• **Task instructions**: Which lines of the data contain the string "from"? Copy every one of them.
--- Given records Enclosed Below ---
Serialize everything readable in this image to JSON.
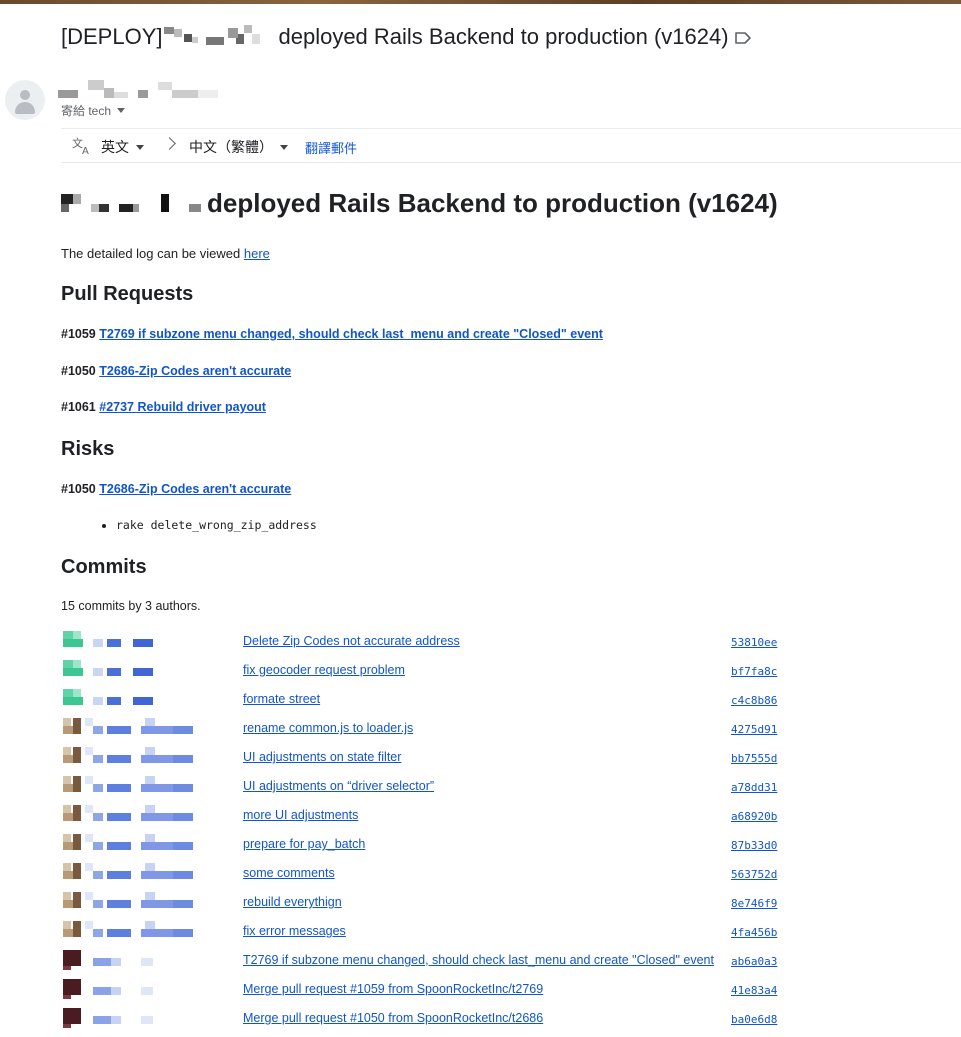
{
  "email": {
    "subject_prefix": "[DEPLOY]",
    "subject_rest": "deployed Rails Backend to production (v1624)",
    "to_label": "寄給 tech"
  },
  "translate_bar": {
    "source_lang": "英文",
    "target_lang": "中文（繁體）",
    "translate_link": "翻譯郵件"
  },
  "body": {
    "title_rest": "deployed Rails Backend to production (v1624)",
    "intro_text": "The detailed log can be viewed ",
    "intro_link": "here",
    "pull_requests_heading": "Pull Requests",
    "pull_requests": [
      {
        "num": "#1059",
        "title": "T2769 if subzone menu changed, should check last_menu and create \"Closed\" event"
      },
      {
        "num": "#1050",
        "title": "T2686-Zip Codes aren't accurate"
      },
      {
        "num": "#1061",
        "title": "#2737 Rebuild driver payout"
      }
    ],
    "risks_heading": "Risks",
    "risk_pr": {
      "num": "#1050",
      "title": "T2686-Zip Codes aren't accurate"
    },
    "risk_items": [
      "rake delete_wrong_zip_address"
    ],
    "commits_heading": "Commits",
    "commits_summary": "15 commits by 3 authors.",
    "commits": [
      {
        "msg": "Delete Zip Codes not accurate address",
        "sha": "53810ee",
        "author": "a"
      },
      {
        "msg": "fix geocoder request problem",
        "sha": "bf7fa8c",
        "author": "a"
      },
      {
        "msg": "formate street",
        "sha": "c4c8b86",
        "author": "a"
      },
      {
        "msg": "rename common.js to loader.js",
        "sha": "4275d91",
        "author": "b"
      },
      {
        "msg": "UI adjustments on state filter",
        "sha": "bb7555d",
        "author": "b"
      },
      {
        "msg": "UI adjustments on “driver selector”",
        "sha": "a78dd31",
        "author": "b"
      },
      {
        "msg": "more UI adjustments",
        "sha": "a68920b",
        "author": "b"
      },
      {
        "msg": "prepare for pay_batch",
        "sha": "87b33d0",
        "author": "b"
      },
      {
        "msg": "some comments",
        "sha": "563752d",
        "author": "b"
      },
      {
        "msg": "rebuild everythign",
        "sha": "8e746f9",
        "author": "b"
      },
      {
        "msg": "fix error messages",
        "sha": "4fa456b",
        "author": "b"
      },
      {
        "msg": "T2769 if subzone menu changed, should check last_menu and create \"Closed\" event",
        "sha": "ab6a0a3",
        "author": "c"
      },
      {
        "msg": "Merge pull request #1059 from SpoonRocketInc/t2769",
        "sha": "41e83a4",
        "author": "c"
      },
      {
        "msg": "Merge pull request #1050 from SpoonRocketInc/t2686",
        "sha": "ba0e6d8",
        "author": "c"
      }
    ]
  },
  "colors": {
    "link": "#1155cc",
    "translate_link": "#1558d6",
    "text": "#202124",
    "muted": "#5f6368"
  }
}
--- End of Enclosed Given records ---
• **Output for this task**:
        "msg": "Merge pull request #1059 from SpoonRocketInc/t2769",
        "msg": "Merge pull request #1050 from SpoonRocketInc/t2686",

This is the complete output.